John Chapman comes from a hard background. Born in 1923 and the son of deaf parents, John was sent to an orphanage at a young age when it was determined that his parents could not properly care for him. Seeking a better life, he joined the U.S. Navy in 1940 and was assigned to the USS West Virginia as a shipfitter.
On the morning of December 7, 1941, John was preparing to go to his second job as a lifeguard at a nearby resort when the first torpedo hit the West Virginia. Knocked from his feet, John at first thought that another ship had collided with his. When the call to man battle stations came, he realized that it was no collision. The Japanese had begun their attack.
Below decks, John worked his station while torpedo after torpedo struck the West Virginia. His compartment began to flood and when no one gave the call to abandon the post, John took charge himself and led the others above. It was then that the call to abandon ship came and he leapt into the water, past smoke, fire and bodies. An iconic picture captured the moment when he was rescued from the water by a passing boat. Once ashore, John commandeered an admiral’s small boat, taking it back to the West Virginia in hopes of rescuing more survivors. It was then that he saw the Arizona explode and he quickly moved in to offer aid. He picked up as many survivors as he could handle and returned to shore, where a young ensign told him that he was not wearing the proper uniform to pilot the admiral’s craft. An argument ensued and John threatened the ensign. Another officer stepped in, helping John to get cleaned up and ordering him back to rescuing survivors. After several rescue attempts, John was then assigned to cut holes into the Oklahoma in the hope of rescuing those trapped inside.

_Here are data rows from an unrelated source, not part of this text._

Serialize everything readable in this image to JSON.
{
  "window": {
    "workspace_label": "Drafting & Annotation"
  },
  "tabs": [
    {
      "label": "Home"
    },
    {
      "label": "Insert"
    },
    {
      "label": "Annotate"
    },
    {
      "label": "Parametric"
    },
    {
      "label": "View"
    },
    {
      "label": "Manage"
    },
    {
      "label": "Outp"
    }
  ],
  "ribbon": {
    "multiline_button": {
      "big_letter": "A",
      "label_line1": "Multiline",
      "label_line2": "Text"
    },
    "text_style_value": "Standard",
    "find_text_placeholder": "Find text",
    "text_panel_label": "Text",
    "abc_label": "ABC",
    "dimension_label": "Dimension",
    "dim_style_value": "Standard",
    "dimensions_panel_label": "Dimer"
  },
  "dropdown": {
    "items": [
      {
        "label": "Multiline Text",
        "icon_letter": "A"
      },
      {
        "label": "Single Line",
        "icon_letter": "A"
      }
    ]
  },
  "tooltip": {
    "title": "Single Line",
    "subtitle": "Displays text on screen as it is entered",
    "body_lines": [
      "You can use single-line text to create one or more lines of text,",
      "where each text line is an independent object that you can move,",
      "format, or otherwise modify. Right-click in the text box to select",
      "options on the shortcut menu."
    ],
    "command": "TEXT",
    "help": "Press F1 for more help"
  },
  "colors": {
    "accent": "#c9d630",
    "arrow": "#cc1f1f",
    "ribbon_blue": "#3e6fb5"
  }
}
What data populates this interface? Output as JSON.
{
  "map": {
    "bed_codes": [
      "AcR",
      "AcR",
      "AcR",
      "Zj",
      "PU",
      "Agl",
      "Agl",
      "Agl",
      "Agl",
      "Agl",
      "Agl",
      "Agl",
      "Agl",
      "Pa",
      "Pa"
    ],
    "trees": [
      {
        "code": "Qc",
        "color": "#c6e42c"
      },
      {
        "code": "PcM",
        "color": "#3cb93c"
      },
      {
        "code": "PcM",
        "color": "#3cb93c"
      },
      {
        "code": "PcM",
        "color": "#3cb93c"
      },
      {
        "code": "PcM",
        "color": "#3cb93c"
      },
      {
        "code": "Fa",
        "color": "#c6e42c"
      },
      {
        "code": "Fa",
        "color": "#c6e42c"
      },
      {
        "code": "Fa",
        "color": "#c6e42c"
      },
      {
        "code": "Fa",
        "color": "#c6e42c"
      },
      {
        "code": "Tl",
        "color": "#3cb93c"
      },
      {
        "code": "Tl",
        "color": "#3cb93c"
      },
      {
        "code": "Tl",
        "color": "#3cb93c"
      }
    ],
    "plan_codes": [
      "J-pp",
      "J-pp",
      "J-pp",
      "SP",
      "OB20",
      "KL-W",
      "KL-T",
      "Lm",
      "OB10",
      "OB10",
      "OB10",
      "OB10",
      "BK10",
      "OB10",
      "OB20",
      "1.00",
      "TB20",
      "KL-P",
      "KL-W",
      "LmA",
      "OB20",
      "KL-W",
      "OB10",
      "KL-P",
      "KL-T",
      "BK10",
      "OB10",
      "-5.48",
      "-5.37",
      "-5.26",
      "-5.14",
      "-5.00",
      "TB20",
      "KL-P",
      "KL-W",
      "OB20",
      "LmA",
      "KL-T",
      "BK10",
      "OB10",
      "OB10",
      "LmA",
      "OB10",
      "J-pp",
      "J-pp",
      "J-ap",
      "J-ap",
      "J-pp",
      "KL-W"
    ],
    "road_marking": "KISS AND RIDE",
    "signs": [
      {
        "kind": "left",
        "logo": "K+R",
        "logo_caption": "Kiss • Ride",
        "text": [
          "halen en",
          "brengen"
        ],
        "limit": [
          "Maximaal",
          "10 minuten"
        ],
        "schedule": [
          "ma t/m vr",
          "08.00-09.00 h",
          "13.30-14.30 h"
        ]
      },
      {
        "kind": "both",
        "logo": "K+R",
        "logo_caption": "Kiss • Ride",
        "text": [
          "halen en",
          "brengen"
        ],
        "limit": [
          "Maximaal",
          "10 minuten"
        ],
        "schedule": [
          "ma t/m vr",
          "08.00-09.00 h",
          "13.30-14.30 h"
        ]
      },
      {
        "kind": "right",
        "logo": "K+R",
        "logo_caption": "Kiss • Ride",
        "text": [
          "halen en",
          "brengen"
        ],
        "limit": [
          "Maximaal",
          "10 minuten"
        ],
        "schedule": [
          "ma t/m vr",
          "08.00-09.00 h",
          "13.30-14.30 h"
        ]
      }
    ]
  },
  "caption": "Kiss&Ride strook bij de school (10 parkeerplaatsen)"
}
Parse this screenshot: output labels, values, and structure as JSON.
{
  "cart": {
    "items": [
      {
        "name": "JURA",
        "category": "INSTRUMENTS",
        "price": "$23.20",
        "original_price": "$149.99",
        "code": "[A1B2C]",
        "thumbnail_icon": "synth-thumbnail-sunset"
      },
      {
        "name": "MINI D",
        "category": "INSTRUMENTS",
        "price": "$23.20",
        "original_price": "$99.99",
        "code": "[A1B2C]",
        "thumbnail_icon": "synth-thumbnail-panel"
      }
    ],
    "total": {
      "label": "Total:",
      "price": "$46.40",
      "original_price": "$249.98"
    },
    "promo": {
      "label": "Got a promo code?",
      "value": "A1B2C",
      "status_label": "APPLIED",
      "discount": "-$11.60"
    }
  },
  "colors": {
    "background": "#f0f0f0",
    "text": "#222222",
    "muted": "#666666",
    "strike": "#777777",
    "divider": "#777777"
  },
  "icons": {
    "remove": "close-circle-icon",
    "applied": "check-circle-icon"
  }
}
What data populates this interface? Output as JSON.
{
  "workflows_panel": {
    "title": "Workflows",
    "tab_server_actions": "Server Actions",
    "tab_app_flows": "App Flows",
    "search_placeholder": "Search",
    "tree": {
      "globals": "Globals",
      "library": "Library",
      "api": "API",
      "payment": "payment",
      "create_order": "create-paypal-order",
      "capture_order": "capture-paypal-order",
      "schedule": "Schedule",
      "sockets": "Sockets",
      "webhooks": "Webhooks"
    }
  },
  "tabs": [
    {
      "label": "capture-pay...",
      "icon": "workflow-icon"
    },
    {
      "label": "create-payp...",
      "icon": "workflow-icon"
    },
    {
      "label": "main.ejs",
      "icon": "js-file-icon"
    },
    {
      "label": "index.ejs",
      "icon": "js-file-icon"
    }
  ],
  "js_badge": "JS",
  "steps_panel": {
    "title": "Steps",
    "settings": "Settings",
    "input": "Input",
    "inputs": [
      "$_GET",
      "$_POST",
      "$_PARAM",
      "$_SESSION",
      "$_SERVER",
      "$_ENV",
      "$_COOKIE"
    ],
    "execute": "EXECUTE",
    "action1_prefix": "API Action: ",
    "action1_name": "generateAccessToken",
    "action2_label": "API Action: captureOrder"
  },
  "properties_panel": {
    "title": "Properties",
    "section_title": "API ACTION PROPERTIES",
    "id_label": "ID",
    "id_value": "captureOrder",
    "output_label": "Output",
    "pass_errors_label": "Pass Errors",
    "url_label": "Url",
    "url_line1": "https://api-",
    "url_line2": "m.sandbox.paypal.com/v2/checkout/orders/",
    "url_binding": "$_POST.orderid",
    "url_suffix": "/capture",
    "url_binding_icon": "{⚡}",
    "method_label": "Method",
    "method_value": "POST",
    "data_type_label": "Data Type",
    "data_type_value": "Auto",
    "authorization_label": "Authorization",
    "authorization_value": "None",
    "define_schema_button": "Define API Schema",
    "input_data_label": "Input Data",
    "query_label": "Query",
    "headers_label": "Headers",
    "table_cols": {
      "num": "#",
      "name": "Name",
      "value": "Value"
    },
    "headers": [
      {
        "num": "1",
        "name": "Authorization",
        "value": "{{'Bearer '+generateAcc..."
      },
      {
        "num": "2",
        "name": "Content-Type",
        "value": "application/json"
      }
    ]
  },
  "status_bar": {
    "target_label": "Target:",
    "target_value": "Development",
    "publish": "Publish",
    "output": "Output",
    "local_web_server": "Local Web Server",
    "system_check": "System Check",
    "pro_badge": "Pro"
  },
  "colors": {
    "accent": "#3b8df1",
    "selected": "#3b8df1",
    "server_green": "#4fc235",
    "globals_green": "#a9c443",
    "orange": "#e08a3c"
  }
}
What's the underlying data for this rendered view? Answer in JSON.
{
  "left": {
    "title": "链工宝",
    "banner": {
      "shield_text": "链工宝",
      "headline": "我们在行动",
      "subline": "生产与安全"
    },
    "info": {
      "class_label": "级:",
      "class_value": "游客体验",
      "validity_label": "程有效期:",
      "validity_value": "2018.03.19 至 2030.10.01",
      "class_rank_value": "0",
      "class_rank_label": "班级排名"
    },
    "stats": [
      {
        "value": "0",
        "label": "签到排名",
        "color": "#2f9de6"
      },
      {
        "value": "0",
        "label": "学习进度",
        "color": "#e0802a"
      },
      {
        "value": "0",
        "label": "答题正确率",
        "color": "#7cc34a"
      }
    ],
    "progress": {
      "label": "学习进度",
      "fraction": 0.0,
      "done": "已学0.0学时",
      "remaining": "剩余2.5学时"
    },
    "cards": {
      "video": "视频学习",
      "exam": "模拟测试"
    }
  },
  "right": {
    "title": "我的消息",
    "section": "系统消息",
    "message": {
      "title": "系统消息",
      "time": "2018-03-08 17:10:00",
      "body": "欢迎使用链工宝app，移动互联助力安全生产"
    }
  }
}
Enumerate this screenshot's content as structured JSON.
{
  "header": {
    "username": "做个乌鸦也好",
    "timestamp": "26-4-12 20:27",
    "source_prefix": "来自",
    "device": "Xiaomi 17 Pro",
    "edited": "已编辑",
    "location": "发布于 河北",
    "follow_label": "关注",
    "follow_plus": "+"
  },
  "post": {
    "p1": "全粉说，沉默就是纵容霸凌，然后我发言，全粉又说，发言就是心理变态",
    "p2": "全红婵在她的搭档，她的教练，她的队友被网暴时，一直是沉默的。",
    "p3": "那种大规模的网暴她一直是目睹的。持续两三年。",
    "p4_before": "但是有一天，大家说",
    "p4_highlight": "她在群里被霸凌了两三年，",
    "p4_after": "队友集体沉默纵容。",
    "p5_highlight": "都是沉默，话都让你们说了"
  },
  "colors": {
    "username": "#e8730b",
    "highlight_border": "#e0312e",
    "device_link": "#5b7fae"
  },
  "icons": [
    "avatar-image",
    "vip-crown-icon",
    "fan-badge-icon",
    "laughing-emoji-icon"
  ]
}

John would later be assigned to a destroyer in the Pacific theater and would then go on to serve in Korea and Vietnam. Following his lengthy service, he retired and now lives in Concord, California, with his wife.